a.....o...........u..............o........a......
5......5, 5, 5, 5, 5, 4, 3, 2, 1 u..... i..e..a..o..u............
(This exercise shapes the pharynx in a healthy
acoustical space for all vowels. Use the idea the all
the vowels keep some of the 'u' feel in the throat.)
1.......(oct. up), 7, 6, 5, 4, 3, 2, 1
a.......u.............................(Exercise is intended to help
singers discover more head voice in their quality and
to blend the registers more smoothly.)
1..3..1 o..u..o (Have the singer feel as though the larynx drops
slightly as they sing the 'u' vowel.
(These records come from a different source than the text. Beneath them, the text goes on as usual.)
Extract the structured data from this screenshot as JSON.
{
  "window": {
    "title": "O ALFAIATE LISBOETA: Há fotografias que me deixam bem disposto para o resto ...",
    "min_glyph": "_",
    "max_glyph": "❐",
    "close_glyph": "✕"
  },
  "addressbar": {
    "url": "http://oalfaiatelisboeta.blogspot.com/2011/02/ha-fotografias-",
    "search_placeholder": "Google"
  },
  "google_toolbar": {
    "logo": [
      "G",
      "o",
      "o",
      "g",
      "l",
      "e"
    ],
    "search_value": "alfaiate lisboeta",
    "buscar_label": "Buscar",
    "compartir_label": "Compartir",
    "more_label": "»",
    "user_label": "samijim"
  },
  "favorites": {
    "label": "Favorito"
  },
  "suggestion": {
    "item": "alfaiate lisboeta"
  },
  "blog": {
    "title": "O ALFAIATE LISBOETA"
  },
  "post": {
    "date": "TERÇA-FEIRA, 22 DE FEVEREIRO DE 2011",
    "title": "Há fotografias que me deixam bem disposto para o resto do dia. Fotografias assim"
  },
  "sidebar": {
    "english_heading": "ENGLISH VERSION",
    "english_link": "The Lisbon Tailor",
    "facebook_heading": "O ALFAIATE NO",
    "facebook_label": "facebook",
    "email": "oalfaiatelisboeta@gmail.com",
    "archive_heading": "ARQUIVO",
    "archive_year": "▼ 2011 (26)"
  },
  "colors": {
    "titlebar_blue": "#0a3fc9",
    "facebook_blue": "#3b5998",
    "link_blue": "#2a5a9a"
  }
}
This will begin to help them
discover a 'lower larynx' position. Vennard calls this the laryngeal
pivot or 'rocking' of the larynx. Use this exercise only in the
middle range.)
1..3..5..oct..3rd above...oct..5..3..1 a..e..i..o....u...........o....a..e..i
(This exercise is designed to allow a lower larynx while going into
the upper range. The 'o' and 'u' vowels are lower larynxed vowels
and performing this exercise will help the singers not to create a
'spread and shrill sound in the higher register. The jaw should be
somewhat stable encouraging the singer to pronounce with the
tongue separate from the jaw.)
5....5..4..3..2..1 ng...a............(Exercise allows for the 'ng' ring to
thread into the form of the vowel. Use the vowel modification of
'aw' for the 'a' if it is too spread.)